First, though, the team would have to address the home’s nondescript construction. Other than the main floor’s 12-foot ceilings—some of them swathed in warm wood—the interiors of this house had little architectural character to speak of, recalls Thomas Kligerman, the architect hired to add some zing. So, he found ways to make the rooms more embracing. “The library was a sheetrock box,” he says, “a space you walked through your way to the laundry.” Kligerman, working with builder Grey Marker, wrapped it in cantilevered shelves with uplights to invite the residents to linger. 

Another sheetrock box was a space designated as the husband’s “man cave.” For Kligerman, this became the most elaborate part of the project. To give the room some distinction, he designed a wall of glass shelves framed in bronze. Then he backed the unit, which houses the TV and the bar, with translucent glass and installed lighting that could change colors on a whim. Other changes included an overhaul of the master bathroom, with Kligerman and Marker basically replacing everything except the floor—the lighting, tub, shower enclosure and surfaces. The architect also added a glass barn-style door in the family room that rolls elegantly on a track to open or close the space’s connection to the playroom. 

In its own way, though, the whole house feels a bit like a playroom—albeit one for adults. The project is home to a wealth of cool, contemporary art pieces, yet it doesn’t fall prey to Miami’s prototypical slick white-lacquered interiors and Lucite furniture. In fact, even the furnishings feel like artwork, such as the dining room’s custom wood table designed by Urban and inlaid with brass pieces.

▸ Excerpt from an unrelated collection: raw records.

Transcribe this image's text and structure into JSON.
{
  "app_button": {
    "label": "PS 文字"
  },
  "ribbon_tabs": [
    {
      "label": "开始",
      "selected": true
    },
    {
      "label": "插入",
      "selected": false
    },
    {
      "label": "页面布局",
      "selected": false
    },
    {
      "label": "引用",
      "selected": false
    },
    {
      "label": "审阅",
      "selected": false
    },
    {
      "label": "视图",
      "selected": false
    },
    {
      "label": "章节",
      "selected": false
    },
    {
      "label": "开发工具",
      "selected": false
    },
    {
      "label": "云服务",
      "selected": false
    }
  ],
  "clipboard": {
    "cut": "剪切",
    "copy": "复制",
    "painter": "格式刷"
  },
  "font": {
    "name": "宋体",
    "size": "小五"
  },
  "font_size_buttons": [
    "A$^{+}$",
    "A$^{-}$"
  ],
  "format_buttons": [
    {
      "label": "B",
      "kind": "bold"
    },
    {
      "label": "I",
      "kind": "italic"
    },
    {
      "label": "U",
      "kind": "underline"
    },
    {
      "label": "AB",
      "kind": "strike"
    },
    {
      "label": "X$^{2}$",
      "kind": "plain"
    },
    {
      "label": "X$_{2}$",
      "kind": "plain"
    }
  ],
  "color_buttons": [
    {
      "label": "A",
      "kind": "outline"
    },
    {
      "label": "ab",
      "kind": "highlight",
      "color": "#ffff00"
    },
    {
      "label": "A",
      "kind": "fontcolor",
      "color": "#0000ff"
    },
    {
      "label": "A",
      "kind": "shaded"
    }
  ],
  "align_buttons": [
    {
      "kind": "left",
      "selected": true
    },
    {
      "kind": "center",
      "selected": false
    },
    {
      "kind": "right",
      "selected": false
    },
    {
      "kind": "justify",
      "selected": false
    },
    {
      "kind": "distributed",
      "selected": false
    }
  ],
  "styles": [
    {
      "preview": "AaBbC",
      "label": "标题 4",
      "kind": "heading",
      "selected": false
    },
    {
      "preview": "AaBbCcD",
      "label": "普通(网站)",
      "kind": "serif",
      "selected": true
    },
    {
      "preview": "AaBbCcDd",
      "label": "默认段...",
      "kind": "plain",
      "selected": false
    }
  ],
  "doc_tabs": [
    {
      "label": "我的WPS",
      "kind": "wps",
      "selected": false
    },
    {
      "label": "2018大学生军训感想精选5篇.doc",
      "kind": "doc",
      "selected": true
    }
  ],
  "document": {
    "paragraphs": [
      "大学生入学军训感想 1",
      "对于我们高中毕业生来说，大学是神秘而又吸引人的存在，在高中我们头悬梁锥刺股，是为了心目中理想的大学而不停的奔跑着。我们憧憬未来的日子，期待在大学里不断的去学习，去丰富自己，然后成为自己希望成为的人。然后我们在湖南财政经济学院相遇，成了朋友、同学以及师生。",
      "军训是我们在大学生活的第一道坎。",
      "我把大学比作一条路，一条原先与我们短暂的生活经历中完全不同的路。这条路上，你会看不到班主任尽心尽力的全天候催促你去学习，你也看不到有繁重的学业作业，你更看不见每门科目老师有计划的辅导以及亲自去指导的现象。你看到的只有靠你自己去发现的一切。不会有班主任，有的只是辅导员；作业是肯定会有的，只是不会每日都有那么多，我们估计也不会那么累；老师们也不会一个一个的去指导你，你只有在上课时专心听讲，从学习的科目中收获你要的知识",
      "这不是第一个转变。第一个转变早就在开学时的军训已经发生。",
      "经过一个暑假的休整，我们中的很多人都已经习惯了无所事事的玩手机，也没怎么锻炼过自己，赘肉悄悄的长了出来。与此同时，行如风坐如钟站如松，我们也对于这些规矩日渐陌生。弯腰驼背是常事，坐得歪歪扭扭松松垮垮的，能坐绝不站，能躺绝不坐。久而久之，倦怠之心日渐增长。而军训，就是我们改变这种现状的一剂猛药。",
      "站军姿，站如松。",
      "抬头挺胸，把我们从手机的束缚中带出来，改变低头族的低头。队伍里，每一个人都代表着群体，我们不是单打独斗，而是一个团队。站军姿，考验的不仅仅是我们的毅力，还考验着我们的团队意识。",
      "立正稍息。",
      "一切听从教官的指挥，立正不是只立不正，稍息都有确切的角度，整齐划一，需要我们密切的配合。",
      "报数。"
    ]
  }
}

It is surrounded by equally sophisticated dining chairs, but their backs are characteristically covered in citron-colored upholstery—a hue first introduced in a brighter version on a wall in the entry. 

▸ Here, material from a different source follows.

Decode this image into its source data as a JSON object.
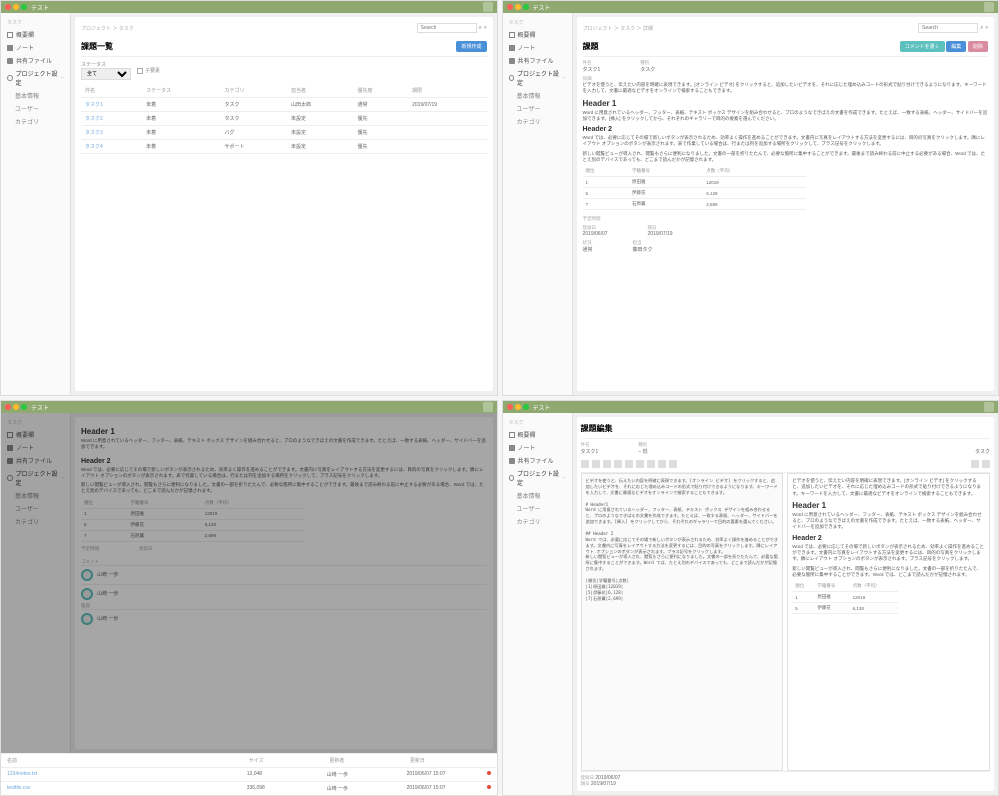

Daring turquoise and burnt orange shades abound in the living room, while the kitchen, breakfast room and family room mix citron with marine blue. The evolution of the palette was “emotional and instinctual,” Cullman says. Urban adds, “In the beginning we thought we’d leave all the walls white because many rooms were open to each other.” But, Cullman elaborates, “It felt like a design that was missing some spice.” 

Yet for all the playful polychromatics, the rooms are punctuated by a mix of elegant midcentury furniture and bespoke pieces. “They’re both into the arts,” Urban observes. “So, we found young craftspeople and asked ourselves how we could come up with bespoke versions of many of the furnishings.” These pieces rise to the level of the many artworks displayed throughout—most of them assembled by the wife, who concentrated on young up-and-coming talents such as Los Angeles-based artist Petra Cortright. Cullman and Urban also contributed, discovering, for example, New York-based glass sculptor Abby Modell, who created a whimsical wall installation for the family room. 

In the end, the collaboration was exactly what Cullman and Urban had hoped for when taking on the project. “We are excited by clients who challenge what our firm has been doing for 30-plus years,” says Urban. Cullman adds: “This was just so much more fun because of the vivid color and the dynamic personalities involved.” 

Jorge S. Arango